[[ SUPPLIED RECORDS open ]]

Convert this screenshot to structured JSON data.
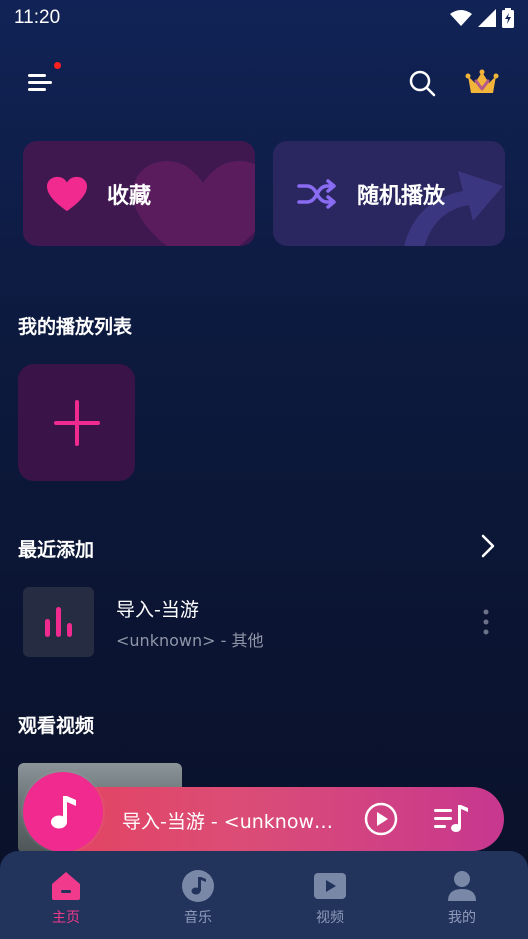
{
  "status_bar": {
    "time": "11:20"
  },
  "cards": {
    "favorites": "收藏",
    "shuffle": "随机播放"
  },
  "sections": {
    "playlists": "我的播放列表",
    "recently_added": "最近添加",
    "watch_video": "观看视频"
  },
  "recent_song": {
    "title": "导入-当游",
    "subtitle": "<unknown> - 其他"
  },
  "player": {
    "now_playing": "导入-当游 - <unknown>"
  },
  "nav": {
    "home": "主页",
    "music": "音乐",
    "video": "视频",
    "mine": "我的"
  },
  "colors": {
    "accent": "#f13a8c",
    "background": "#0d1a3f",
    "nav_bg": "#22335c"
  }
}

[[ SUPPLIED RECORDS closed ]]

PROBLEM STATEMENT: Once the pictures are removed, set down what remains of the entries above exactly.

SOLUTION FOR THIS PROBLEM:
Convert this screenshot to structured JSON data.
{
  "status_bar": {
    "time": "11:20"
  },
  "cards": {
    "favorites": "收藏",
    "shuffle": "随机播放"
  },
  "sections": {
    "playlists": "我的播放列表",
    "recently_added": "最近添加",
    "watch_video": "观看视频"
  },
  "recent_song": {
    "title": "导入-当游",
    "subtitle": "<unknown> - 其他"
  },
  "player": {
    "now_playing": "导入-当游 - <unknown>"
  },
  "nav": {
    "home": "主页",
    "music": "音乐",
    "video": "视频",
    "mine": "我的"
  },
  "colors": {
    "accent": "#f13a8c",
    "background": "#0d1a3f",
    "nav_bg": "#22335c"
  }
}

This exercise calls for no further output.